» Work to be completed:
Tally the lines in the data below where the word "screenshot" appears, and give the tally alone.

******

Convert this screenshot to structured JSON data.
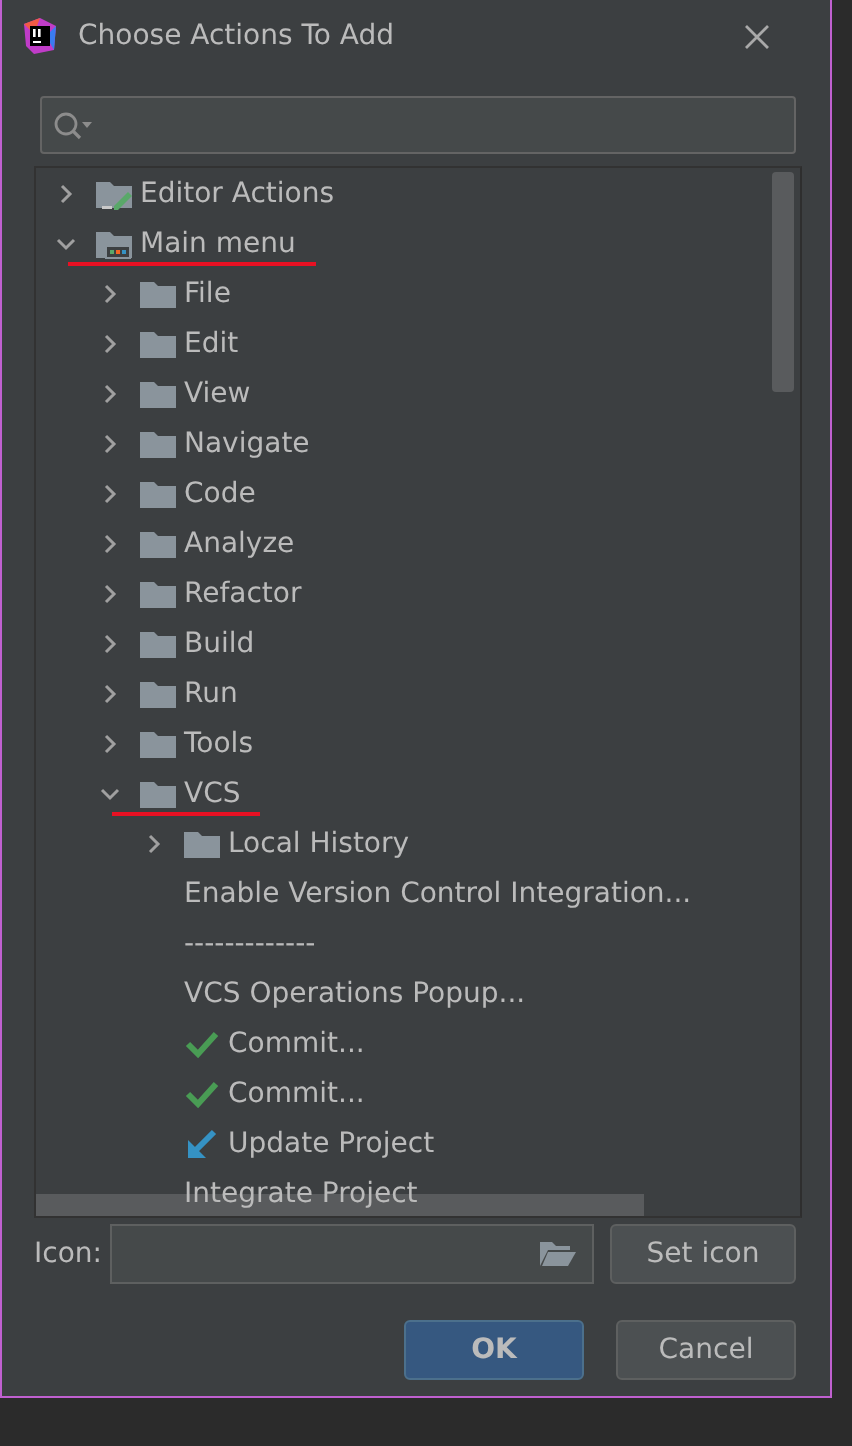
{
  "window": {
    "title": "Choose Actions To Add"
  },
  "tree": [
    {
      "label": "Editor Actions",
      "kind": "editor-folder",
      "expanded": false,
      "underlined": false
    },
    {
      "label": "Main menu",
      "kind": "menu-folder",
      "expanded": true,
      "underlined": true,
      "children": [
        {
          "label": "File",
          "kind": "folder",
          "expanded": false,
          "underlined": false
        },
        {
          "label": "Edit",
          "kind": "folder",
          "expanded": false,
          "underlined": false
        },
        {
          "label": "View",
          "kind": "folder",
          "expanded": false,
          "underlined": false
        },
        {
          "label": "Navigate",
          "kind": "folder",
          "expanded": false,
          "underlined": false
        },
        {
          "label": "Code",
          "kind": "folder",
          "expanded": false,
          "underlined": false
        },
        {
          "label": "Analyze",
          "kind": "folder",
          "expanded": false,
          "underlined": false
        },
        {
          "label": "Refactor",
          "kind": "folder",
          "expanded": false,
          "underlined": false
        },
        {
          "label": "Build",
          "kind": "folder",
          "expanded": false,
          "underlined": false
        },
        {
          "label": "Run",
          "kind": "folder",
          "expanded": false,
          "underlined": false
        },
        {
          "label": "Tools",
          "kind": "folder",
          "expanded": false,
          "underlined": false
        },
        {
          "label": "VCS",
          "kind": "folder",
          "expanded": true,
          "underlined": true,
          "children": [
            {
              "label": "Local History",
              "kind": "folder",
              "expanded": false,
              "underlined": false
            },
            {
              "label": "Enable Version Control Integration...",
              "kind": "action",
              "underlined": false
            },
            {
              "label": "-------------",
              "kind": "separator",
              "underlined": false
            },
            {
              "label": "VCS Operations Popup...",
              "kind": "action",
              "underlined": false
            },
            {
              "label": "Commit...",
              "kind": "check",
              "underlined": false
            },
            {
              "label": "Commit...",
              "kind": "check",
              "underlined": false
            },
            {
              "label": "Update Project",
              "kind": "update",
              "underlined": false
            },
            {
              "label": "Integrate Project",
              "kind": "action",
              "underlined": false
            }
          ]
        }
      ]
    }
  ],
  "icon_field": {
    "label": "Icon:"
  },
  "buttons": [
    {
      "label": "Set icon",
      "kind": "set-icon"
    },
    {
      "label": "OK",
      "kind": "default"
    },
    {
      "label": "Cancel",
      "kind": "normal"
    }
  ]
}
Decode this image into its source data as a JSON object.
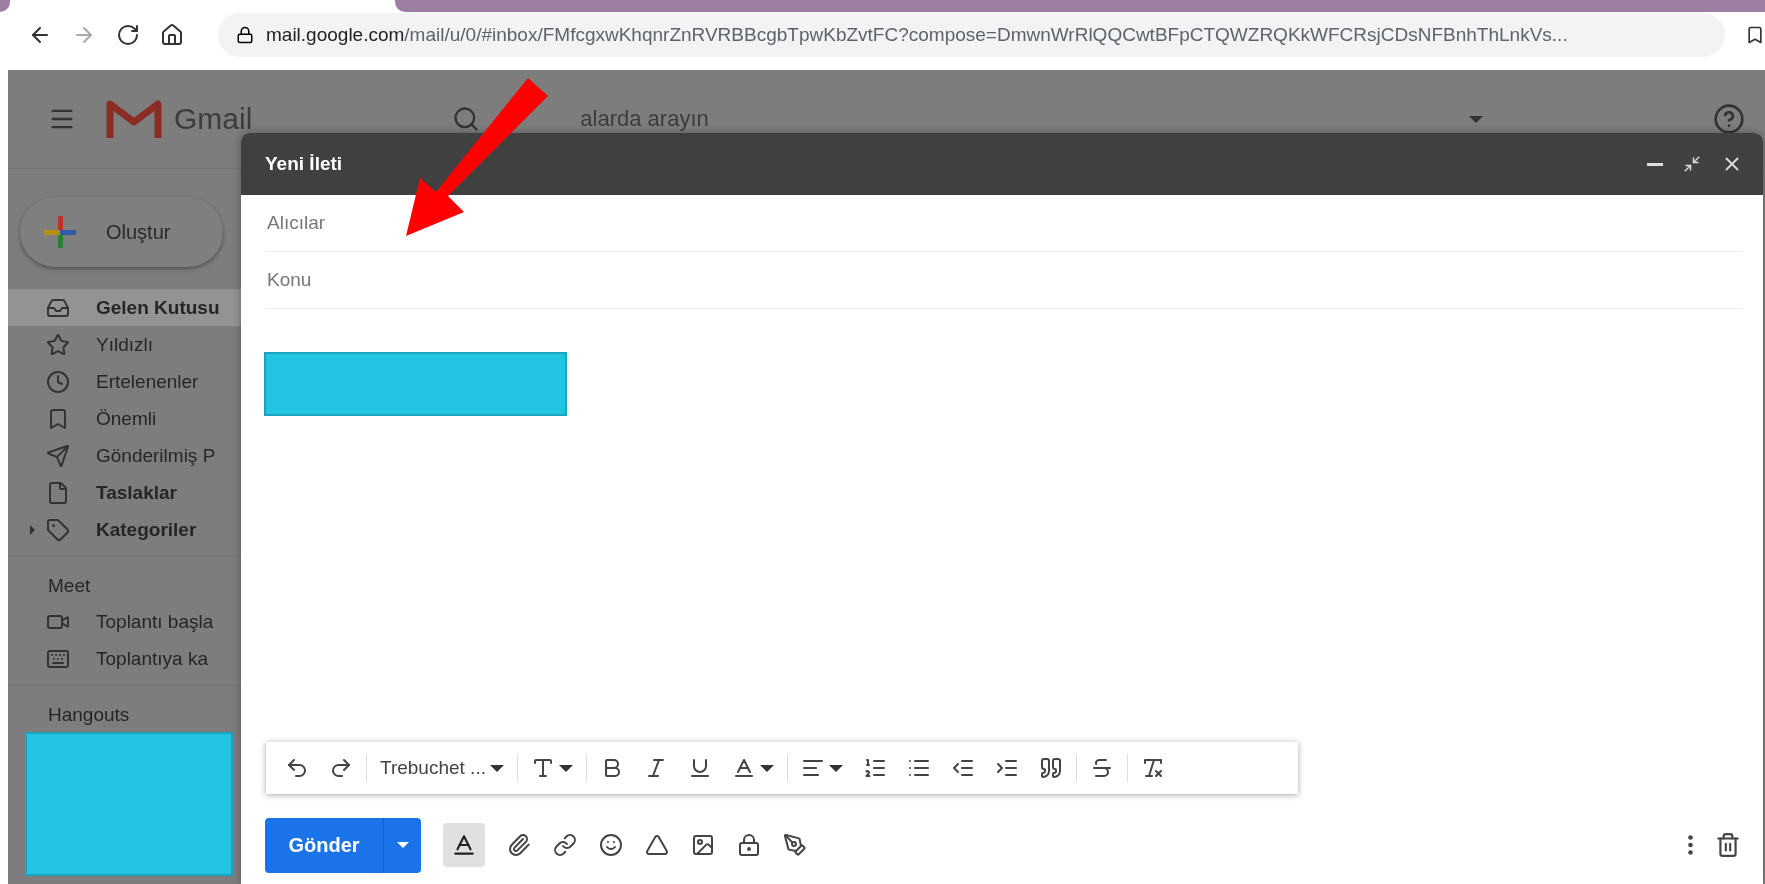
{
  "browser": {
    "url_host": "mail.google.com",
    "url_path": "/mail/u/0/#inbox/FMfcgxwKhqnrZnRVRBBcgbTpwKbZvtFC?compose=DmwnWrRlQQCwtBFpCTQWZRQKkWFCRsjCDsNFBnhThLnkVs..."
  },
  "header": {
    "logo_text": "Gmail",
    "search": {
      "placeholder": "alarda arayın"
    }
  },
  "compose_button": {
    "label": "Oluştur"
  },
  "sidebar": {
    "items": [
      {
        "label": "Gelen Kutusu",
        "bold": true,
        "selected": true
      },
      {
        "label": "Yıldızlı",
        "bold": false,
        "selected": false
      },
      {
        "label": "Ertelenenler",
        "bold": false,
        "selected": false
      },
      {
        "label": "Önemli",
        "bold": false,
        "selected": false
      },
      {
        "label": "Gönderilmiş P",
        "bold": false,
        "selected": false
      },
      {
        "label": "Taslaklar",
        "bold": true,
        "selected": false
      },
      {
        "label": "Kategoriler",
        "bold": true,
        "selected": false,
        "expanded": false
      }
    ],
    "sections": [
      {
        "title": "Meet",
        "items": [
          {
            "label": "Toplantı başla"
          },
          {
            "label": "Toplantıya ka"
          }
        ]
      },
      {
        "title": "Hangouts"
      }
    ]
  },
  "compose": {
    "title": "Yeni İleti",
    "fields": [
      {
        "placeholder": "Alıcılar"
      },
      {
        "placeholder": "Konu"
      }
    ],
    "format_toolbar": {
      "font": "Trebuchet ..."
    },
    "send_button": {
      "label": "Gönder"
    },
    "formatting_toggle": {
      "on": true
    }
  }
}
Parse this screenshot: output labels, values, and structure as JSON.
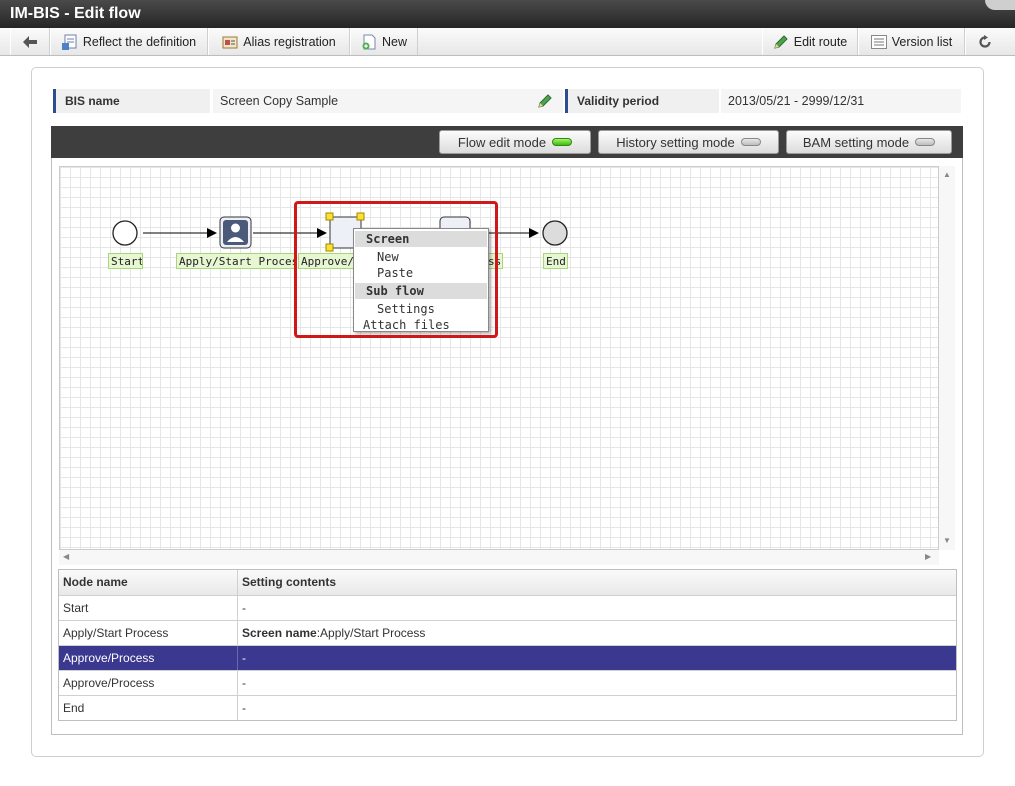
{
  "window": {
    "title": "IM-BIS - Edit flow"
  },
  "toolbar": {
    "reflect_label": "Reflect the definition",
    "alias_label": "Alias registration",
    "new_label": "New",
    "edit_route_label": "Edit route",
    "version_list_label": "Version list"
  },
  "info": {
    "bis_name_label": "BIS name",
    "bis_name_value": "Screen Copy Sample",
    "validity_label": "Validity period",
    "validity_value": "2013/05/21 - 2999/12/31"
  },
  "modes": {
    "flow_edit": "Flow edit mode",
    "history_setting": "History setting mode",
    "bam_setting": "BAM setting mode",
    "active": "flow_edit"
  },
  "flow": {
    "nodes": [
      {
        "label": "Start"
      },
      {
        "label": "Apply/Start Process"
      },
      {
        "label": "Approve/P"
      },
      {
        "label": "ss"
      },
      {
        "label": "End"
      }
    ]
  },
  "context_menu": {
    "screen_header": "Screen",
    "screen_new": "New",
    "screen_paste": "Paste",
    "subflow_header": "Sub flow",
    "subflow_settings": "Settings",
    "attach_files": "Attach files"
  },
  "table": {
    "headers": [
      "Node name",
      "Setting contents"
    ],
    "rows": [
      {
        "name": "Start",
        "prefix": "",
        "content": "-"
      },
      {
        "name": "Apply/Start Process",
        "prefix": "Screen name",
        "content": ":Apply/Start Process"
      },
      {
        "name": "Approve/Process",
        "prefix": "",
        "content": "-"
      },
      {
        "name": "Approve/Process",
        "prefix": "",
        "content": "-"
      },
      {
        "name": "End",
        "prefix": "",
        "content": "-"
      }
    ],
    "selected_row": 2
  },
  "colors": {
    "accent_bar": "#2c4e8e",
    "selected_row": "#3b3890",
    "highlight": "#d01818",
    "led_on": "#3dba14"
  }
}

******

» Solution to this exercise:
2